SYNOPSIS: The immediate effect of the petrol price rises can be seen on the streets of New Delhi where the traffic flow is usually a blend of motor-scooters and automobiles. But many petrol pumps were idle on Thursday (16 July) as prices reached almost four dollars a gallon.
Taxi drivers staged a one day strike in protest saying that their already diminishing business would be hit even harder by the latest increase.
But business for rickshaw owners and horse-drawn carriage operators is on the increase. Many schoolchildren normally transported to school by bus are now arriving by carriage or rickshaw because their parents can't afford new bus prices. The demand for public transport is now greater than ever and bus queues in New Delhi showed that many people had left their cars or scooters at home.
On Wednesday (15 July) Delhi's main opposition Party, Bharatiya Janata, organised a travelling demonstration to protest against the petrol price rise. They are demanding a reversal in the government decision. The cyclists took their protest through several busy shopping areas in the capital.
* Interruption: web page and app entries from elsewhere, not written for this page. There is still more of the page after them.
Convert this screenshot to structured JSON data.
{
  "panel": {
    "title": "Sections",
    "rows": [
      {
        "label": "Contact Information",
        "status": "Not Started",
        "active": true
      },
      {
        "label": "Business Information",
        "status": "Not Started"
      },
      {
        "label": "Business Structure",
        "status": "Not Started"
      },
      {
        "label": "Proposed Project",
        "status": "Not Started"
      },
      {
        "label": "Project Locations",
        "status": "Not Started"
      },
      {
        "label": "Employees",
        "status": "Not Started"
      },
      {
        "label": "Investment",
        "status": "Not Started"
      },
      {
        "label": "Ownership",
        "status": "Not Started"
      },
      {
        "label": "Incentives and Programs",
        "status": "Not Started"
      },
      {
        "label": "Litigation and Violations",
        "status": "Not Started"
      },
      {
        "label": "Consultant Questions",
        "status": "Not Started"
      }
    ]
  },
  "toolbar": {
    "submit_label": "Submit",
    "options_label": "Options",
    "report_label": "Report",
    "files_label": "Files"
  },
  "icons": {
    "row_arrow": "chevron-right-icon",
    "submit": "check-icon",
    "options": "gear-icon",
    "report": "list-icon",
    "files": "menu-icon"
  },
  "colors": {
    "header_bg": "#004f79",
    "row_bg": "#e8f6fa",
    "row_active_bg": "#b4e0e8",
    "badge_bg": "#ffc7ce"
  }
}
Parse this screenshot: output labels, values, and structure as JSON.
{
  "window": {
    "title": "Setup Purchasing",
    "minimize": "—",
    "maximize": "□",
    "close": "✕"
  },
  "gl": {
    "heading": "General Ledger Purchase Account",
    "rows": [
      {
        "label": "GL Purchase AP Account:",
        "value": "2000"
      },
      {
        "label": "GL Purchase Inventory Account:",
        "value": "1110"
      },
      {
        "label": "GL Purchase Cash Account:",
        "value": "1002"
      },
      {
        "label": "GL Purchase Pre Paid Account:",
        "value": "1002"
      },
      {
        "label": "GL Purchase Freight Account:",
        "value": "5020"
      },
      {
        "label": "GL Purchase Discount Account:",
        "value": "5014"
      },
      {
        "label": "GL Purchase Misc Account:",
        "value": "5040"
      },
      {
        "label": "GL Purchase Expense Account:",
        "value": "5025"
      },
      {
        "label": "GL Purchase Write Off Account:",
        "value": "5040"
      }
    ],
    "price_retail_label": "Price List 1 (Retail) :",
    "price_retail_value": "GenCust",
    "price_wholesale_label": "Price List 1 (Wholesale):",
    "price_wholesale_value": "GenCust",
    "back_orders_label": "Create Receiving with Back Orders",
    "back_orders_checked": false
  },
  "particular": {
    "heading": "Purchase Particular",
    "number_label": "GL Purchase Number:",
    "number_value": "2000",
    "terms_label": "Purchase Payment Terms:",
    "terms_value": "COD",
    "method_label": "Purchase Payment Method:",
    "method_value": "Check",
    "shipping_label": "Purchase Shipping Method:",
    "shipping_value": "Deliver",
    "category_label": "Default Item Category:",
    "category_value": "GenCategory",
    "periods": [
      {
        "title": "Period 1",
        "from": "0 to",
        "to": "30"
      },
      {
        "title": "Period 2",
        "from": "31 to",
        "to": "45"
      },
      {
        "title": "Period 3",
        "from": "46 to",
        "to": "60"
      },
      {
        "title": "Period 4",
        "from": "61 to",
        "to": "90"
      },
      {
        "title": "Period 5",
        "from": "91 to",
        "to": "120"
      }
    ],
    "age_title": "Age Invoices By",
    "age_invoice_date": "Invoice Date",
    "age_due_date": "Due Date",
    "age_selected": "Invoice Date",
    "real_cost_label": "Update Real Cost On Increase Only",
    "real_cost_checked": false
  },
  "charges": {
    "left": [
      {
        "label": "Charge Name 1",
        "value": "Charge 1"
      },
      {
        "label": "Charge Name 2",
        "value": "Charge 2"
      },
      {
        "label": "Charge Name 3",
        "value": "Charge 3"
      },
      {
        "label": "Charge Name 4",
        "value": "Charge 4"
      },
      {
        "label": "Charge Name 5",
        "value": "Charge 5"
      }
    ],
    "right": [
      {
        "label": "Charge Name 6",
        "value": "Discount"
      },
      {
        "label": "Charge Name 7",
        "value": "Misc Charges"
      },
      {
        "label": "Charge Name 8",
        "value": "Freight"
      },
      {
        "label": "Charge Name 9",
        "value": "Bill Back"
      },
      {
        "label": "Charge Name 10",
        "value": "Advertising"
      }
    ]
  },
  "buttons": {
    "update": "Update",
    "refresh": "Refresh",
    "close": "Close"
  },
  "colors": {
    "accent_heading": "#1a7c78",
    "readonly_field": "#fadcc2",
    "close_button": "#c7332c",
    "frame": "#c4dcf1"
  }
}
Indians have also been hit by price rises in food grains, sugar edible oils and food. The rises in petrol prices is another blow to many people, as they try to keep ahead of inflation, which is running at about 15 percent.